To put Obama's ideology into action, every high school and college in this country should require at least one hour a week of active community service from its students. This new volunteer workforce of 97 million Americans under age 25 would provide essential help in times when fewer employed adults can offer their time for free and not-for-profits are hurting.
One hour, that's it -- like a class, instead of a class, only not for grades. Absence of grades would be another element of the appeal of regular volunteerism to young people: a weekly break from the tyranny of competition and evaluation that goes with nearly everything else about school.
Organizations could alert local schools to their needs, then schools could offer a wide range of options in the community, from needle exchanges to chimpanzee refuges. In an ideal world, just knowing that you've helped another human being would be enough of a reward. But for most people, it helps if the cause feels like their own. If there's something students are into that's not on the list, they could nominate it -- furthering their sense of investment and rallying friends on its behalf.

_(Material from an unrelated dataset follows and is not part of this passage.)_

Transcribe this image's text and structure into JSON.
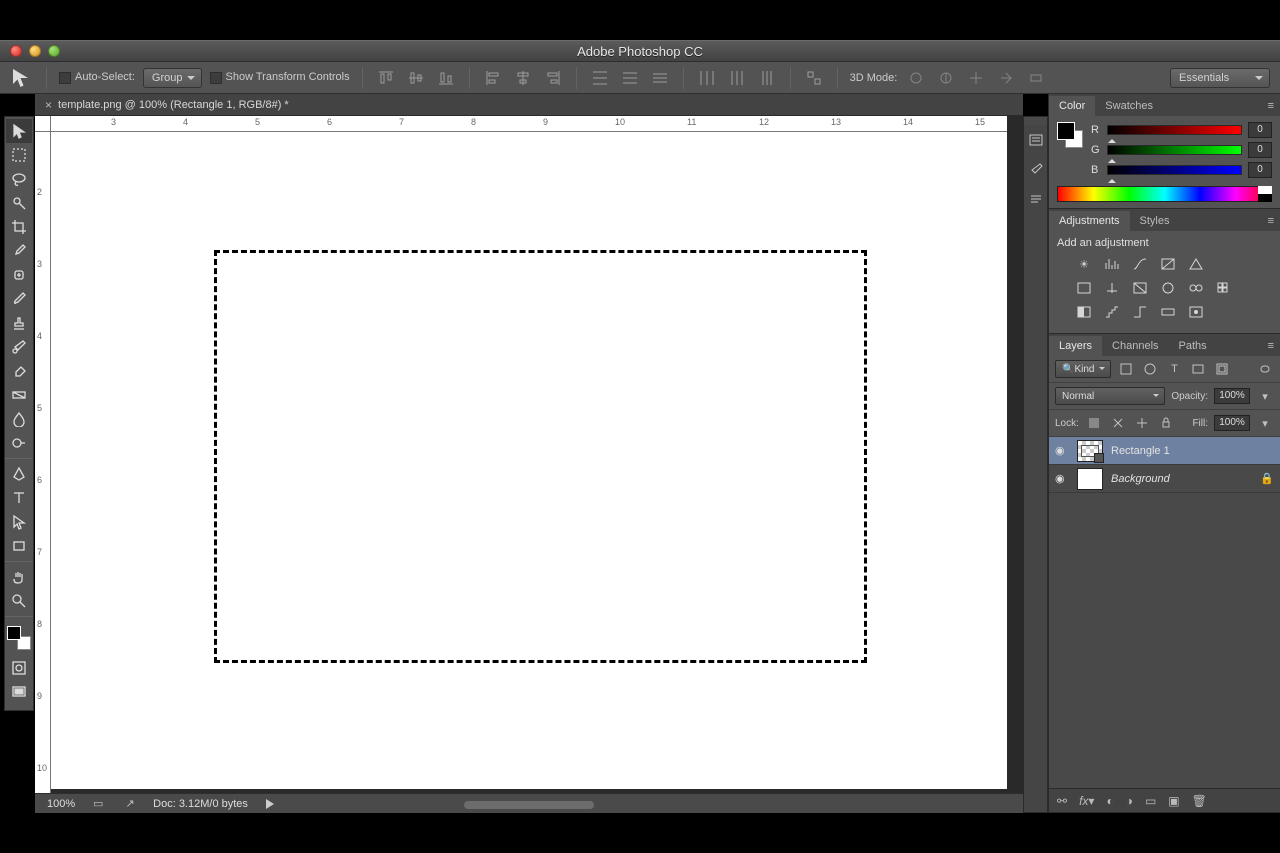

The rewards come from there: The personal becomes the political, the communal, the national. My 16-year-old brother, whose school already requires community service, says that tutoring elementary-school kids reduces stress in his life.
Making community service as much a part of young Americans' weekly lives as algebra and reality shows would also have a powerful effect on my generation's ideas about race, privilege, and entitlement. The under-25 population contains the largest percentage of non-white and multiracial Americans, and we will be the first generation to reach a white minority in this country, as soon as 2023. To enlist every one of us in community service is to create the most diverse army of help any nation has ever seen.
Sadly and honestly, I'd say most people in this country see volunteerism as a history of the white and fortunate helping the not white and not fortunate. Perverse as it is, mandatory student community service has for the most part been exclusive to private-school curriculum--for the kids who can generally afford to spend Tuesdays after school at a nursing home or eight weeks river-keeping in Indonesia, rather than earning money for the family in a part-time job.
The summer after eleventh grade I went to Lima, Peru, with a volunteer organization whose aim was cross-cultural studies. Most of the kids in the program were upper-middle-class. Every morning we were chauffeured through shanty towns to a pre-school, where we watched kids learn numbers and sometimes sponged juice spills at snack time. The school didn't benefit in any obvious way from the lurking foreign teenagers.
Still, the other volunteers and I felt that we gained from the experience. However subtly or temporarily, our perspectives on privilege changed. We weren't transformed into teenage Gandhis, but the sense of entitlement to our iPods and big dorm rooms wavered. One girl told me it was the first time she'd ever felt genuinely unselfish.
If even well meaning but misguided volunteering helps the volunteers as much as it helps those they are supposedly serving, imagine the gains when kids who could really be on either side of the community-service equation are put on the giving, empowered end. Young people who grow up hearing every day at home that they are the charity cases can begin to escape that way of thinking -- to be met with respect and their own ability to affect change, starting with that one hour every week.
With kids of all races and classes on the serving side, stereotypes are exploded, boundaries are frustrated. No one segment of the population is perceived as more or less in need. No one segment of the population is the other, the giver or the taker of aid.
Right now, when lines stretch for blocks from soup kitchens, we need more than a few well-off people donating cans of yams from the back of their cupboards. Every one of the nation's young people could start contributing to a foundational American belief in service -- and finding something else extraordinary about themselves to cultivate and put in college-admissions essays.